"The additive industry has failed to really innovate at the same speed as the polymer industry," Peter Smith, Addivant president and CEO, told PlasticsToday. "Additives are, on average, decades old and really have not advanced; we're in the process of launching the next generation of additives, and they will have higher performance than the workhorse products that we still sell."
Addivant will operate as an independent portfolio company of private equity firm SK Capital, which finalized the purchase from Chemtura on May 1. On January 25, Chemtura agreed to sell its antioxidants and UV stabilizer business to SK for $200 million. Of that, approximately $97 million was payable in cash at closing and $9 million would be in preferred stock issued by Addivant, with the assumption of pension, environmental and other liabilities totaling approximately $93 million.
|Peter Smith, Addivant president and CEO.|
Full R&D pipeline
Smith, a longtime plastics veteran with stints at Dow Chemical and the former GE Plastics, joined Chemtura in 2008, running the additives unit from 2009 on. Smith noted that the purchase by SK was a total business buyout, including everything from computer systems to the R&D pipeline.
New products are already flowing from that R&D pipeline, according to Smith, including a new system based on liquid antioxidants that eliminates blooming in the cast-film extrusion process and the subsequent plating at the die that requires intermittent line shutdown and clean up.
Weston 705 has already received European approval for food-contact applications, and it is in the final stages of securing FDA approval. Commercial in Europe, Smith said it should be available in the U.S. in the fourth quarter of this year. Based on proprietary chemistry, Weston 705 has been designed to replace trinonylphenyl phosphite (TNPP) in those instances where a TNPP alternative is sought. Long cleared by the FDA and European Union, TNPP is a derivative of nonylphenol (NP), and in some instances trace quantities of NP can migrate out of the polymer matrix at levels not proven to be harmful.
A new start as a standalone company
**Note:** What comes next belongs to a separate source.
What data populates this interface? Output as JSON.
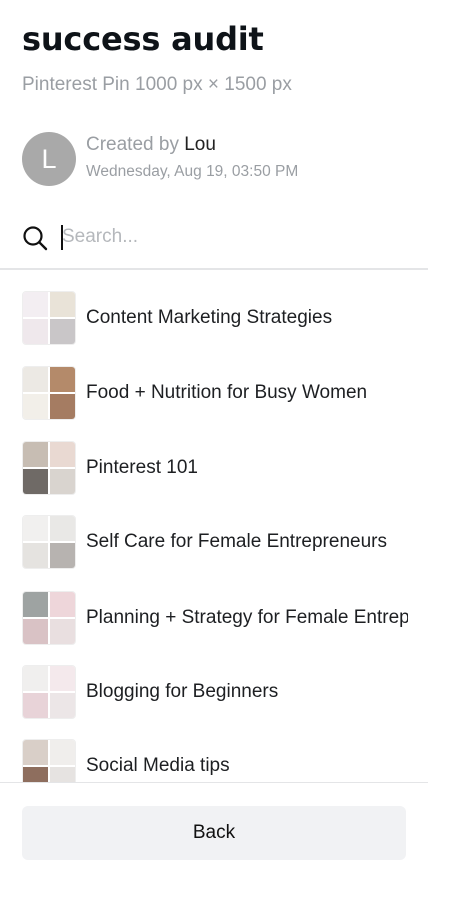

Addivant's pedigree includes Great Lakes Chemical, Uniroyal Chemical, and GE Specialty Chemicals with applications in antioxidants, UV stabilizers, rubber additives, polymer modifiers, coupling agents, polymerization inhibitors, and alkylphenols. Despite those established brands and technologies, a press release announcing the finalized deal stressed what is new about the company, namely that it is going from a "non-core business within a large public company to a stand-alone organization."
Focus on regulatory approval
In addition to new products, Smith said Addivant is also pushing the need to stay out in front of potential regulatory crackdowns. "We are seeing a trend in this industry towards demanding more and more investment in regulatory activities," Smith said. "The requirements are becoming tighter and tighter, and we have to invest in regulatory activity and toxicology. We already saw this with REACH, but that was just the beginning. Companies are looking for partners than can service their needs globally but also be confident that they also have all the regulatory requirements in play now and in the future."
Getting additives up to speed
Smith said Addivant's goal is create additives that are as advanced as the materials and processes they're used with. "Given the demands of the polymer producers, with newer technologies in materials, like metallocene catalysts and advanced extrusion processes like co-extrusion, the next generation of additive is required to really let industry take advantage of what the materials and equipment can do," Smith said. "People learn to live with certain performance issues, but really there's no need for it. We're going to be supporting the industry and challenging ourselves-can we down gauge; can we run the extrusion lines faster."
Addivant will be headquartered in Connecticut and maintain its workforce and global footprint with 11 plants on five continents and nine existing technology centers and application testing centers worldwide.
The company is also investing in existing joint-venture sites in Saudi Arabia and South Korea, boosting capacity. At Al Jubail, the focus will be on its ANOX NDB stabilizer blend technology that enables up to eight components to be delivered in a single homogeneous blend. Smith said this allows upstream polymer producing customers to input the product directly into the manufacturing process. In South Korea, production will be boosted thanks to new, undisclosed, process technology.